LAX to Tokyo is one of my favourite routes to fly in first class, and on a recent booking burning many well-earned frequent flyer miles, I turned my attention to Japan Airlines’ flagship first class on the Boeing 777-300ER.
It’s a 1320 departure to arrive the day after at 1655, so my strategy for this (and other similarly timed flights) is to try to reset the old body clock by carrying on as if it were just a very long afternoon: a delicious lunch, a few naps, a few glasses of wine, and a mixture of books and movies.
I arrived on board after a refreshingly simple and well-organised boarding process and was escorted by the welcoming and friendly crew to my home for the next half a day.
The seat itself was elegantly simple for a first class seat: no doors, little pizzazz and certainly no bling, but buttery leather seats and flexible space to move around in.
If this is indeed “captains of industry class”, as one of my Japanese friends quipped to me, then the women and men at the top of the corporate tree will be very familiar with the materials and styling of the product.
The customisability, too, was intuitive, with sensibly laid out controls that were clear even without the extensive guide.
— John Walton 🏳️🌈🇪🇺 (@thatjohn) October 1, 2017
While a door is always nice for privacy, I felt cocooned but not shut off during dinner, and enjoyed a good nap afterwards.
In national context, it was a better product overall than the ANA seat I’d travelled on less than a year prior, which blocked windows and felt less spacious.
The one frustration was the crew’s insistence that everyone close every windowshade, which is not helpful for passengers who want to use light to adjust to their destination timezone.
I was deeply impressed by the drinks list, which provided a masterclass in how to create top-notch first class PaxEx in this part of the soft product arena, and the crew served the wines at the right temperature and with confidence.
Japanese airlines are fortunate in that many dishes from the national cuisine work well in the air, but the traditional multi-course dinner called kaiseki blends fresh ingredients, a deep understanding of umami, beautiful presentation, and a generous yet not full-to-burst serving size.
— John Walton 🏳️🌈🇪🇺 (@thatjohn) October 2, 2017
Less positive was the wifi, provided by Panasonic Avionics over Ku-band. Performance over the Pacific was not as positive or robust as it should be. Panasonic says it is addressing its wifi quality of service issues with a new modem and more Ku satellite capacity.

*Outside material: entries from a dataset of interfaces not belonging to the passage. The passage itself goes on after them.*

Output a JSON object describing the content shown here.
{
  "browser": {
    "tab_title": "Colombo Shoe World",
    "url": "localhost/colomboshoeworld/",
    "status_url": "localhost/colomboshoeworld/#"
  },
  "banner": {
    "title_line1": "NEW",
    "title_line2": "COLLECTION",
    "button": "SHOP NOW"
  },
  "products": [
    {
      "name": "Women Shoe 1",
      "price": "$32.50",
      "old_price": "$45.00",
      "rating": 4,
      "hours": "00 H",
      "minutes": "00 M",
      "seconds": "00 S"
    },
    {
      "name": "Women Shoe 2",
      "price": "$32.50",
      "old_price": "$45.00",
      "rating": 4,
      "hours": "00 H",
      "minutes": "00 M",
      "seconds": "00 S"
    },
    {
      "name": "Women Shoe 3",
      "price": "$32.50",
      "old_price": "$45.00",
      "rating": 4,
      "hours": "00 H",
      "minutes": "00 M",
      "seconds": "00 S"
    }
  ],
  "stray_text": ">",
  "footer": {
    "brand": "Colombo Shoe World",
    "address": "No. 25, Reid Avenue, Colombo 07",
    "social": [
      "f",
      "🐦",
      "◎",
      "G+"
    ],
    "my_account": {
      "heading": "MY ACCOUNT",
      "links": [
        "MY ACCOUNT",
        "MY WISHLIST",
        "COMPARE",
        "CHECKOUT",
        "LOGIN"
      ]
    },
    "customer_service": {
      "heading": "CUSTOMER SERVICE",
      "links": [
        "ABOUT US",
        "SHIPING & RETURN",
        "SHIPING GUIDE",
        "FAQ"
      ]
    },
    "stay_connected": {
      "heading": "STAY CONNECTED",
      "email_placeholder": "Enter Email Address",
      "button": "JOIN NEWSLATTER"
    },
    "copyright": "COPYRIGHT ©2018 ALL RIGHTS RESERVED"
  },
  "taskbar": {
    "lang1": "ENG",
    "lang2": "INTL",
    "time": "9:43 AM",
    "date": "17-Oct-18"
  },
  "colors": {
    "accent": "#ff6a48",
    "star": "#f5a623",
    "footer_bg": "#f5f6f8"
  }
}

Yet there’s no good news for competitor Thales either, which provides the inflight entertainment system: it was clunky and performed poorly when there were reflections in the cabin, and either is not capable of high-definition video or did not have any loaded that I could find.
With no equivalent to ANA’s cult favourite Sky Eye Japanese tourism series, I’m afraid to say that I reverted to my iPad with preloaded TV and movies.
Overall, though, like its compatriot ANA the year previously, I found that the most incredible part of the trip was JAL’s crew and the omotenashi concept of hospitality and service that they delivered.
Warm, friendly and always happy to add a little bit of information about what I was eating, to offer a snack, or propose a matching beverage, their presence in the cabin was continuous — but seemingly effortless. Many airlines could learn much about first class service from JAL.
- Japan Airlines offers a masterclass in how to build a first class wine list
- JAL’s domestic 777 first class exceeds expectations
- JAL’s $10 domestic “Class J” upgrade delights in its simplicity
- ANA first class embodies Japanese hospitality, ‘omotenashi’
- JAL’s seasonal lunch delights with whimsy and flavour